Who else is tired – dog tired – of fending off request after request from your children for the newest, hottest, blood-splattering and bone-breaking game? Is anyone else exhausted from explaining why it’s okay for a friend’s parents to give the thumbs-up to “Gorefest 2 – the Splattering,” but it isn’t appropriate for our house? Why we choose educational video games for kids, the same reason we don’t watch R-rated horror films. Or, to wit: why I’m unfair, why I’m a tyrannical goon, why I’m dead set on destroying his popularity.
Why life is unfair.
There’s always second-guessing. Is it unreasonable to deny him a game that, in fact, I’d somewhat like to play? I mean, I’m a gamer as well. I was his age not too horribly long ago, growing up in the infancy of console video games. I can say with little doubt that were the roles switched, were he my old man and I his frustrated son, I’d be begging, cajoling, and manipulating my head off to get the same games he wants.
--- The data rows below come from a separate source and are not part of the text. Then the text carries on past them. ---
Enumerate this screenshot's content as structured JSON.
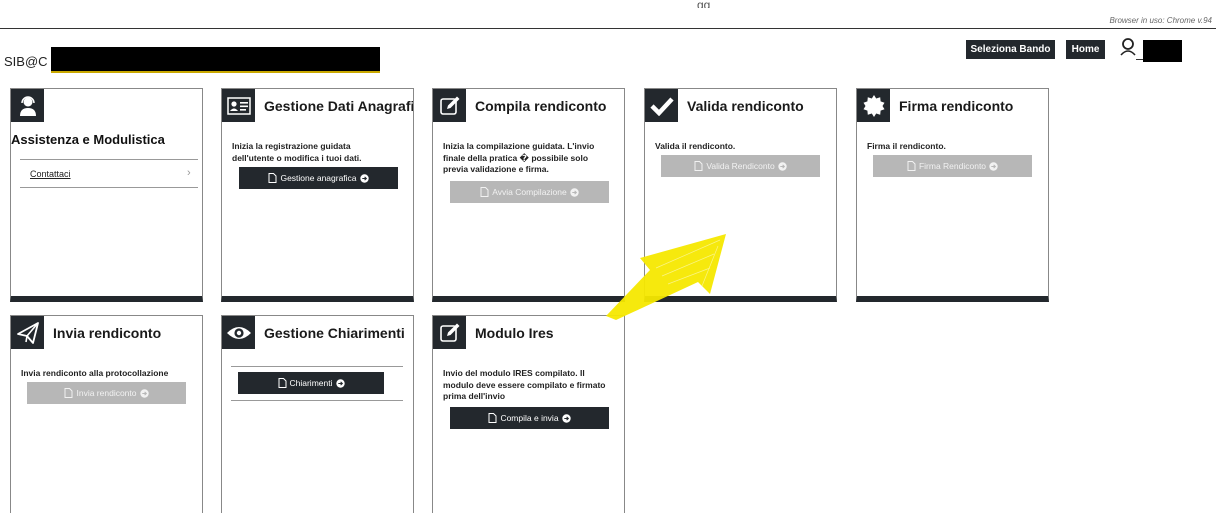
{
  "header": {
    "top_mark": "gg",
    "browser_info": "Browser in uso: Chrome v.94",
    "brand": "SIB@C",
    "buttons": {
      "seleziona_bando": "Seleziona Bando",
      "home": "Home"
    }
  },
  "cards": {
    "assistenza": {
      "title": "Assistenza e Modulistica",
      "link": "Contattaci"
    },
    "anagrafica": {
      "title": "Gestione Dati Anagrafici",
      "desc_lines": [
        "Inizia la registrazione guidata",
        "dell'utente o modifica i tuoi dati."
      ],
      "button": "Gestione anagrafica"
    },
    "compila": {
      "title": "Compila rendiconto",
      "desc_lines": [
        "Inizia la compilazione guidata. L'invio",
        "finale della pratica � possibile solo",
        "previa validazione e firma."
      ],
      "button": "Avvia Compilazione"
    },
    "valida": {
      "title": "Valida rendiconto",
      "desc_lines": [
        "Valida il rendiconto."
      ],
      "button": "Valida Rendiconto"
    },
    "firma": {
      "title": "Firma rendiconto",
      "desc_lines": [
        "Firma il rendiconto."
      ],
      "button": "Firma Rendiconto"
    },
    "invia": {
      "title": "Invia rendiconto",
      "desc_lines": [
        "Invia rendiconto alla protocollazione"
      ],
      "button": "Invia rendiconto"
    },
    "chiarimenti": {
      "title": "Gestione Chiarimenti",
      "button": "Chiarimenti"
    },
    "ires": {
      "title": "Modulo Ires",
      "desc_lines": [
        "Invio del modulo IRES compilato. Il",
        "modulo deve essere compilato e firmato",
        "prima dell'invio"
      ],
      "button": "Compila e invia"
    }
  },
  "colors": {
    "dark": "#23282d",
    "disabled_button": "#b7b7b7",
    "highlight_arrow": "#f5e800",
    "brand_underline": "#c9a800"
  },
  "icons": {
    "assistenza": "support-agent-icon",
    "anagrafica": "id-card-icon",
    "compila": "edit-icon",
    "valida": "checkmark-icon",
    "firma": "seal-icon",
    "invia": "paper-plane-icon",
    "chiarimenti": "eye-icon",
    "ires": "edit-icon",
    "button": "file-icon",
    "arrow": "arrow-circle-right-icon",
    "user": "user-icon"
  }
}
It strikes me as very unfair, honestly, that his friends are allowed to play the games that we don’t allow in our home. It’s unfortunate that parents don’t have some kind of secret pact in place to reach a consensus, a common agreement, on what’s okay and what gets 86ed.
Initially, his mom and I agreed to limit his gaming time to educational games for kids. And, at first, he was happy with whatever we gave him. Arthur was a common sight on the computer, telling a story, increasing vocabulary, encouraging reading. Mickey showed up now and again as well, jumping on numbers, helping reinforce the basic mathematics he’d been learning. He enjoyed the educational video games for kids because he saw himself as a kid. He was happy being a kid; in fact, we all were happy with his situation. Juice boxes for everyone!
Then, we stretched our rules a bit as he stretched out. He talked me into a baseball video game. He didn’t have to work too hard to convince me; as both a huge Mets fan and a at one point shameless video game addict, the idea of playing virtual baseball with my son was an easy concept to buy into. I turned around and sold the idea to mom. That wasn’t as easy. Baseball, as fun as it might be, was definitely not an educational video game for kids. I weakly mentioned something about the game teaching mathematics – division and averages and such – but we both saw the weak argument for what it was.